Thursday, February 19, 2015

Which Way Did I Go?

Are you an outliner or a seat-of-the-pantser? Have you ever tried to do it the other way? What happened?

I graduated college with a degree in mechanical engineering. I like plans, schematics, and spreadsheets. Formulae, laws of physics, straight lines, sharp corners, curves described by elegant mathematics. I believe in ORDER.

My name is Alan, and I’m an outliner.point a to point b

If I tried to write something without an outline, I have full confidence it would devolve rapidly. I’d start writing a scene, and everything would be fine for a few  minutes, but before too long it would go flying off the rails. For instance, have you ever had an argument with someone, but ten minutes later, you’ve miraculously switched positions? Which reminds me of a book I read once, where the characters’ back stories kept shifting, making following the chain of events difficult, at best. Not as difficult as rocket science, but still hard. Did you ever wonder how these advanced 3-D rendering technologies have changed the way engineers design rockets? And rockets are way, way cool. Maybe I should write a book about people hijacking a rocket and settling on Mars. Mmmm, Mars. I do like their chocolate. And if anyone is interested, I prefer dark chocolate. I understand it’s actually healthy for you. And I’m all about the health. Hey! Squirrel!

But I digress. (If you couldn’t tell, I often write these blog posts by the seat of my pants.)

Now, where was I?

Oh, yes. Outlining. I outline, but when I say I “outline,” it’s not like how we were taught in third grade.

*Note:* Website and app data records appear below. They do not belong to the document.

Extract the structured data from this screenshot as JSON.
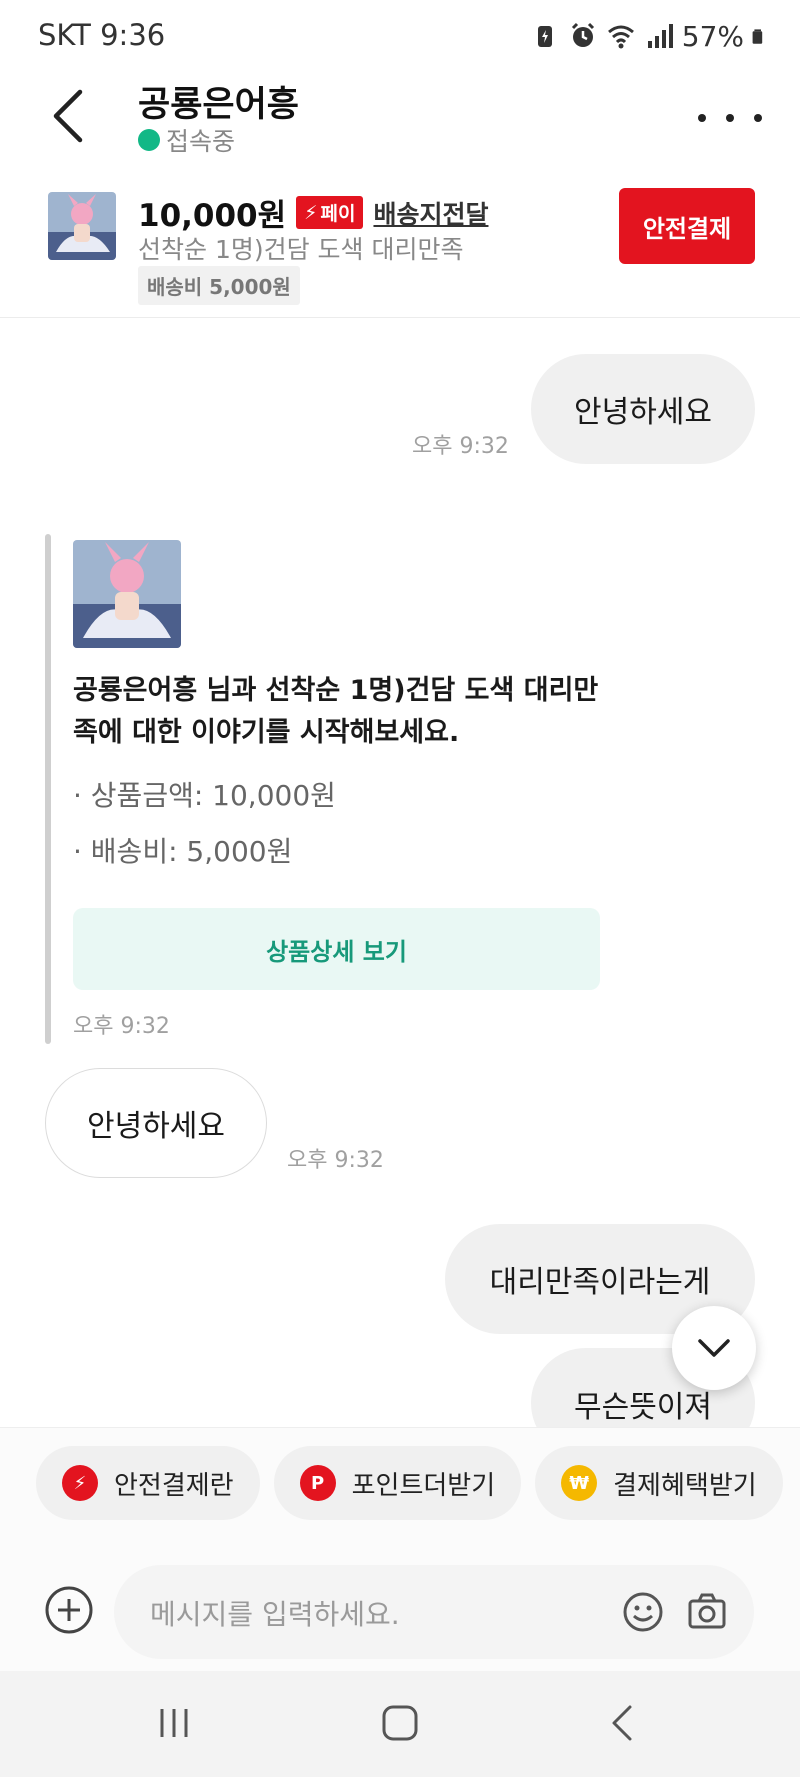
{
  "status_bar": {
    "carrier_time": "SKT 9:36",
    "battery": "57%"
  },
  "header": {
    "title": "공룡은어흥",
    "status": "접속중"
  },
  "product": {
    "price": "10,000원",
    "pay_badge": "페이",
    "shipping_link": "배송지전달",
    "name": "선착순 1명)건담 도색 대리만족",
    "shipping_fee": "배송비 5,000원",
    "safe_pay_button": "안전결제"
  },
  "messages": {
    "m1_text": "안녕하세요",
    "m1_time": "오후 9:32",
    "card_title": "공룡은어흥 님과 선착순 1명)건담 도색 대리만족에 대한 이야기를 시작해보세요.",
    "card_price": "· 상품금액: 10,000원",
    "card_fee": "· 배송비: 5,000원",
    "card_button": "상품상세 보기",
    "card_time": "오후 9:32",
    "m2_text": "안녕하세요",
    "m2_time": "오후 9:32",
    "m3_text": "대리만족이라는게",
    "m4_text": "무슨뜻이져"
  },
  "quick_actions": [
    {
      "label": "안전결제란",
      "color": "#e3141f"
    },
    {
      "label": "포인트더받기",
      "color": "#e3141f"
    },
    {
      "label": "결제혜택받기",
      "color": "#f5b800"
    }
  ],
  "composer": {
    "placeholder": "메시지를 입력하세요."
  },
  "colors": {
    "accent_red": "#e3141f",
    "online_green": "#12b886",
    "detail_button_text": "#17997a"
  }
}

Nothing formal whatsoever—no Roman numerals, no subsection 12-G-IV-c, no indenting. First, I map out how the story begins. Then I plot out how the story ends. I also like to pencil in some of the major turning points along the way. Then I fill in the scenes that connect these “tent poles.”

Sometimes I have a good idea what a scene should contain, but often my outline consists of little more than: “Scene 14: Joe and Sue meet in the old chemical plant. Joe tells her something shocking, and Sue runs off, slips, and falls into a vat of hydrochloric acid.”

I should make it clear that I’m not a slave to my outline. I view it as a living, almost-breathing entity. When things change (and boy, do they ever), I change right along with them (or should I say, I change my outline right along with them). In my writing workshops, I tell outliners that if things aren’t working, consider changing your outline. (Similarly, I tell pantsers they need to change their pants (ba-da-bing!).)

Sometimes I wish I had the ability to just sit down and start writing (with the reasonable expectation of producing something decent). That’s right, on some level, I envy the pantsers. So carefree. So happy-go-lucky. So…Bohemian.

But even if I did write more by-the-seat-of-my-pants, I don’t think anyone would ever confuse me with a free-wheeling, spontaneous artiste. And that’s something I’ll just have to learn to live with.

(This entry is “simul-posted” on Criminal Minds.)


Thursday, February 5, 2015

It is Fun to Have Fun (But You Have to Know How)

Sophie Hannah continued Poirot and Sebastian Faulks continued Bond. What character would you most like to write about, if the estate asked you?

The idea of taking over for a deceased writer is not a new one to me. When I was in sixth grade, my best friend John and I decided to write a sequel to WAR OF THE WORLDS. (I have to admit, we didn’t bother securing the rights from the HG Wells estate; we forged ahead anyway.) We finished about three pages before we took a break to play basketball. That break lasted decades. (I'm happy to say John is still one of my most valued advance readers.)

I think there would be a ton of pressure if you took over a successful/beloved series. Unless you totally nailed it, a lot of people would have issues with something or other. And if you’ve ever read a thread on any Internet forum or social media site, you know that most of those people with strong opinions are not shy about sharing them. Repeatedly. AND LOUDLY. AND DID I SAY REPEATEDLY AND LOUDLY????

I would have loved to take over one of Robert B. Parker’s series, but others beat me to it (not that I would have been asked anyway!). Ace Atkins does a great job carrying on the Spenser series, and my pal and terrific writer, Reed Farrel Coleman, has taken over the Jesse Stone series.meandthecat

There is one other character I’d love to write about and I think I’d do a pretty good job—the Cat in the Hat (see photo: I even met him!). So if there happen to be any representatives from the good doctor’s estate reading this blog, please consider the following recent Facebook post as my “audition.” (I await your call.)

Go, Go, Snow

I do not like it on the streets,
I do not like it on my feets,
I do not like it on my hair,
I do not like it anywhere,
I do not like it on the ground,
I do not like it in a mound,
I do not like snow, not one iota,
I guess I should move to Sarasota.

(This entry is “simul-posted” on Criminal Minds.)